A communications consulting firm hired by the Jackson County Board of Commissioners that has studied the county's emergency radio needs estimates the cost of upgrading to a modern radio communications system will cost between $13-$21 million, depending on the exact configuration.
The county's radio communications network includes all public safety agencies and some other non-emergency agencies, such as public schools.
The consulting firm gave a brief presentation of its findings to the BOC at its Nov. 18 meeting. No action was taken by the board.
FINDINGS: The findings outlined in a 120-page needs assessment report from TUSA Consulting Services were largely critical of the county's existing public safety communications system.
"The DMR system used in Jackson County lacks many features that modern radio system have," the report said.
Among the specific problems found were:
• The county's current system is reaching the end of its life cycle and will soon need to be replaced. The current system is also outdated compared to other systems now available.
• The current system has inadequate radio coverage in some areas of the county, including some spots along I-85 and around the fast-growing Braselton area. That is especially true with the county's portable radios, the report said.
• The current system is unable to easily talk with surrounding counties or state emergency agencies because it isn't compatible with other area communities. TUSA said that although Braselton covers four counties, "Communicating with neighbors is nearly non-existent." Gwinnett, Hall, Barrow and Athens-Clarke counties all have modern 800 Mhz P25 systems while Banks and Madison use proprietary systems, all incompatible with Jackson County's existing system.
• The current county radios were designed for commercial markets, not public safety agencies which need more durable and robust units.
• Many of the county's nine communications link sites are lacking. Most have obsolete cooling and backup power systems and many are too small to expand to house a modern system. Some of the sites had not been well-maintained by the county. "Almost all of the existing buildings, and the compounds they reside in, cannot support the space needed for a modern public safety radio system without substantial cost...." the report said.
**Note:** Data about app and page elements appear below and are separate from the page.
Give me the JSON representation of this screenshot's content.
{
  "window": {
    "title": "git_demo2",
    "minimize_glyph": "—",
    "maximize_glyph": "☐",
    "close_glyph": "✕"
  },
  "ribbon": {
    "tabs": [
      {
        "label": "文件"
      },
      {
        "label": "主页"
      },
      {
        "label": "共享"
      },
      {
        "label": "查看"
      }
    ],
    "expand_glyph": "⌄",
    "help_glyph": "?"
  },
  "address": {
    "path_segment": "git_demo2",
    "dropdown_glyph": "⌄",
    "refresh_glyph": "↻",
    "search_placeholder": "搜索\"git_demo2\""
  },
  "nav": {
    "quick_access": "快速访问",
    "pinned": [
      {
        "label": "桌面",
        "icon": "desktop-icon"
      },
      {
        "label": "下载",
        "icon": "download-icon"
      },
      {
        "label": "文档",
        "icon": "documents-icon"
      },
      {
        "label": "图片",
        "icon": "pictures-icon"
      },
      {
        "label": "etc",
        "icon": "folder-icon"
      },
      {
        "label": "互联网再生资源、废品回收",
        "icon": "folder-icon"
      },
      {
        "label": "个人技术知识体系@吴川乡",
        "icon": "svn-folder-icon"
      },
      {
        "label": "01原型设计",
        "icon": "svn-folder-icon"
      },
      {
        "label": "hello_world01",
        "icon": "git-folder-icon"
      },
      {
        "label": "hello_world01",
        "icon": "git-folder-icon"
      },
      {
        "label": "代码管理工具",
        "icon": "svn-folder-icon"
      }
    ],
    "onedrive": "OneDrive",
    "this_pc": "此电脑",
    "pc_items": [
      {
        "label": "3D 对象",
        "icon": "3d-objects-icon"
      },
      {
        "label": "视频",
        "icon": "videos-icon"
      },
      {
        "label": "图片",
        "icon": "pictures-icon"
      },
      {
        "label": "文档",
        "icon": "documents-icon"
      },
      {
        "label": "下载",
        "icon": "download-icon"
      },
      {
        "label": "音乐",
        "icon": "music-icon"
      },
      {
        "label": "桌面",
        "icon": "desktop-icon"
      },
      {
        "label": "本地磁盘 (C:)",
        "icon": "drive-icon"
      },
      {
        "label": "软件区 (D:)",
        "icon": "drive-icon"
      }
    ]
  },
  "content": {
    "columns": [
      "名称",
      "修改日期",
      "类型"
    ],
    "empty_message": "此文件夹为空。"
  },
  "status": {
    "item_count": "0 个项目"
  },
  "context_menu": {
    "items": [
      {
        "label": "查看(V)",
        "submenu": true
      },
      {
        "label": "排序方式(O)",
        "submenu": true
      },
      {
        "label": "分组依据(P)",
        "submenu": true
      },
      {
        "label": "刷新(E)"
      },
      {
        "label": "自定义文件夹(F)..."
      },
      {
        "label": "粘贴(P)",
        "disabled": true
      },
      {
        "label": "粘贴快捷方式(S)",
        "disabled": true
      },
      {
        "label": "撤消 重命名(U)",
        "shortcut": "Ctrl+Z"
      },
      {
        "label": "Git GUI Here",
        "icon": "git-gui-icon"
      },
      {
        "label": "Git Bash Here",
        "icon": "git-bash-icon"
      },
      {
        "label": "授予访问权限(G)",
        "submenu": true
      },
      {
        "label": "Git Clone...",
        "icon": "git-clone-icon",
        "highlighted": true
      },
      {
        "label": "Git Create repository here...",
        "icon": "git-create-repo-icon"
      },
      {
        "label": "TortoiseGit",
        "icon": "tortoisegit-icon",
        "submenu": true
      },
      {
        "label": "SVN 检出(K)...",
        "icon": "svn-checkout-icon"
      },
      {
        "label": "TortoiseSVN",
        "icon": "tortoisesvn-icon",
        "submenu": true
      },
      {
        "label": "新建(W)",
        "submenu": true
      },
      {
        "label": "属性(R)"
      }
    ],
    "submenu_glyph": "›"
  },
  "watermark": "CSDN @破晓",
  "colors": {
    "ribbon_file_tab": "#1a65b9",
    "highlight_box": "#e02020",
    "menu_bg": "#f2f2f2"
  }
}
PROPOSALS: TUSA outlined two possible options for the county in upgrading its system to an 800 Mhz P25 system. One would be a stand alone system where the county upgrades all its radios and connecting systems on its own. The cost of doing that would be $16.3 to $21.3 million upfront with an estimated total cost over 15 years of $24 million.
The second proposal would have the county upgrading and working with Hall County for some joint operating, especially the ability to use existing Hall County towers that would negate the need for Jackson County to upgrade several of its existing nine tower sites. The cost of that plan would be $13-$17 million initially with a 15-year life cycle cost estimated at $19.3 million.
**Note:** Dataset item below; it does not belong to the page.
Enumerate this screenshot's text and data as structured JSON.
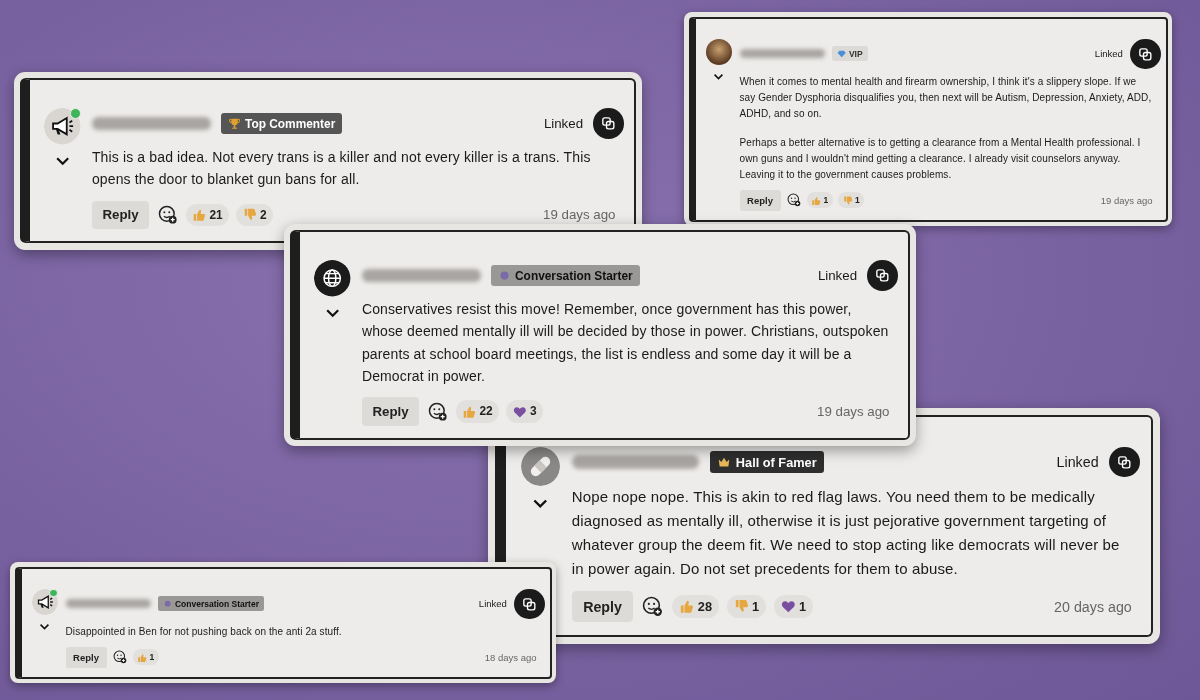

BACKGROUND: TUSA was initially brought in by the county to review a proposal from Motorola for upgrading the county's radio system. But TUSA said that Motorola's proposal fell short of what Jackson County needs.
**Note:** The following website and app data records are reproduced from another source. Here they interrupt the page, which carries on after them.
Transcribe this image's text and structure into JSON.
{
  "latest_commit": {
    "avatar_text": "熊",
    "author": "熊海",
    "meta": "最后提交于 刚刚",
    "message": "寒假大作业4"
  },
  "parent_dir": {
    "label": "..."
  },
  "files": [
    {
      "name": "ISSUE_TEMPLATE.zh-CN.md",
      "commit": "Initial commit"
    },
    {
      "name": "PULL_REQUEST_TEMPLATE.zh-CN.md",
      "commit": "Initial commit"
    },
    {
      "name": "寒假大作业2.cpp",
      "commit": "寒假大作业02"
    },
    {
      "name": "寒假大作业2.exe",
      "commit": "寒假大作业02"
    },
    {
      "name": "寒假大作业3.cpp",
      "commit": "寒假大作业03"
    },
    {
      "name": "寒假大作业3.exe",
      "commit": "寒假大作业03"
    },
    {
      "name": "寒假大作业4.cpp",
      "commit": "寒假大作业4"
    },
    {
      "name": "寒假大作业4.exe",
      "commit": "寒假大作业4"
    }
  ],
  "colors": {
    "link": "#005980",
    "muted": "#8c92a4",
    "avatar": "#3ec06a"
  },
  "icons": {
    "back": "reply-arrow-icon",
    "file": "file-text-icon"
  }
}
"There are many items within this proposal that TUSA find concerning and would drastically increase the costs Jackson County would be responsible for, in addition to the price of the proposal," said TUSA's report.